Asheville: remembering Harry Anderson


My host in Asheville was Elizabeth Anderson, an old friend from the time I lived in New Orleans. I met her through her husband, Harry Anderson, who was my first magic teacher.

Yeah, that Harry Anderson. The judge from “Night Court”. But for Harry, being on TV was just a sideline. Above all, he was a magician. Harry passed away back in April, and Elizabeth was going through a rough time. We talked about what she’s been going through, and reminisced about Harry.

I came to Harry in 2005 seeking to change direction. I’d come into performing as an adult, doing sideshow, performing very real stunts like walking on broken glass and pounding nails up my nose. I was hooked on the thrill of live circus/variety performance but was tired of grossing people out. Magic seemed like the right direction to go in, and Harry ran a magic shop in the French Quarter. His wisecracking, nostalgic character on “Night Court” had been a huge inspiration to me as a kid, and I was almost too nervous to approach him. But as soon as he found out I did sideshow, he told me to follow him to the back room, tossed me a silver ball, and had me floating it within the hour. He told me to come by anytime for a magic lesson.

Harry taught me a lot of technique – the magic has to be airtight to go over with an audience – but the thing he talked about most was showmanship. Without character and presentation, there is no magic. The best advice he gave me was “Always play the show for children”. What if there were no kids there? Harry rolled his eyes. “Make the adults act like kids. And don’t be precious about it. Say ‘well you got your $15 worth!’ just to make them whine that the ticket was $20.”


A high point of Harry’s career: biting the head off a guinea pig on Saturday Night Live

While Harry played for laughs, Elizabeth is a more mystical and elegant type. Her specialty is mentalism, and she curated oddities in the New Orleans shop. Their house is a cabinet of curiosities. She allowed me to peruse Harry’s book collection, tomes on magic and gambling and film noir. Even if I’d never met him, I’d still miss him.

I visited Asheville’s magic shop, Magic Central. The owner, Ricky Boone, has a rare bone disorder and uses a wheelchair, but it doesn’t stop him from telling terrible jokes. I bought some supplies and had a nice hour of shoptalk.



At Magic Central with Ricky Boone. The backdrop came from the Andersons’ Sideshow shop in New Orleans.
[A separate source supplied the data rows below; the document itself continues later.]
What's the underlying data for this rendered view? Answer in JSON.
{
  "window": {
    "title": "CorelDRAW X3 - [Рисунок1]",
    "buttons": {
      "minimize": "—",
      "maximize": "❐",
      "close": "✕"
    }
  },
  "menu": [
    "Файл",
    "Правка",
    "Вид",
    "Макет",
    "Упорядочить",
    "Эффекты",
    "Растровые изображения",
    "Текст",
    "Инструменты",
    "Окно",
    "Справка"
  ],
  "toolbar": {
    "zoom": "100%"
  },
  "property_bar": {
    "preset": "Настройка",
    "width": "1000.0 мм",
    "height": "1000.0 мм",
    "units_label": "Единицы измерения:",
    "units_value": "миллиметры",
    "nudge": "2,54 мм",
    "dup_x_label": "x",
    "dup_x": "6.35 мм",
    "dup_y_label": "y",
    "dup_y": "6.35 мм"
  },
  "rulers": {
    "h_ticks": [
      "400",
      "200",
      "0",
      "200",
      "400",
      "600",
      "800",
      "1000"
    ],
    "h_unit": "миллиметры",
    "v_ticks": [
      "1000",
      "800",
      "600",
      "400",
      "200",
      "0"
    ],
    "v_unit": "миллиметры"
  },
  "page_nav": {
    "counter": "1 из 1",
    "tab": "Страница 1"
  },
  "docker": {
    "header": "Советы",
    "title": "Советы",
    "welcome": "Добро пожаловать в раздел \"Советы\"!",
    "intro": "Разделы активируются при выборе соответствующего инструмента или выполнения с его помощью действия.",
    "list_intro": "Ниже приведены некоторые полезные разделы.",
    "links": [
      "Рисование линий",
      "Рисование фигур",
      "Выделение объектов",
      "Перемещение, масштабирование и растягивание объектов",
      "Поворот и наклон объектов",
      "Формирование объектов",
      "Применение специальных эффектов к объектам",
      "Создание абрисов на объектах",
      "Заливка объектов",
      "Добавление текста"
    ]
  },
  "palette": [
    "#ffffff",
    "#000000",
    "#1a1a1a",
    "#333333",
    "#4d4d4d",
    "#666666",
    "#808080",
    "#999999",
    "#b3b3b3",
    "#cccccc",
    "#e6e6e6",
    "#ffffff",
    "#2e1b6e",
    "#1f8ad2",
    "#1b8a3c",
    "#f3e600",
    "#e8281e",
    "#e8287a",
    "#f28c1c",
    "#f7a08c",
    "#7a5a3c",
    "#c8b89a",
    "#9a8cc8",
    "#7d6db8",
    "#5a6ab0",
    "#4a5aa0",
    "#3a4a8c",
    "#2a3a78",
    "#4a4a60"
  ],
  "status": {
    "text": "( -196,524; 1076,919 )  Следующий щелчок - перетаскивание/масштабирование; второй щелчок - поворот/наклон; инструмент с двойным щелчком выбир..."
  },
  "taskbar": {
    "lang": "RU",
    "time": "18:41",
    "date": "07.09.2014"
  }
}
And I caught a performance by Toybox, “America’s Favorite Cartoon Witch”, who tells dark and droll stories with puppets. Catch Toybox if he comes to your town – he mixes theatrical extremity and personal intimacy in a very original way.


Toybox, America’s Favorite Cartoon Witch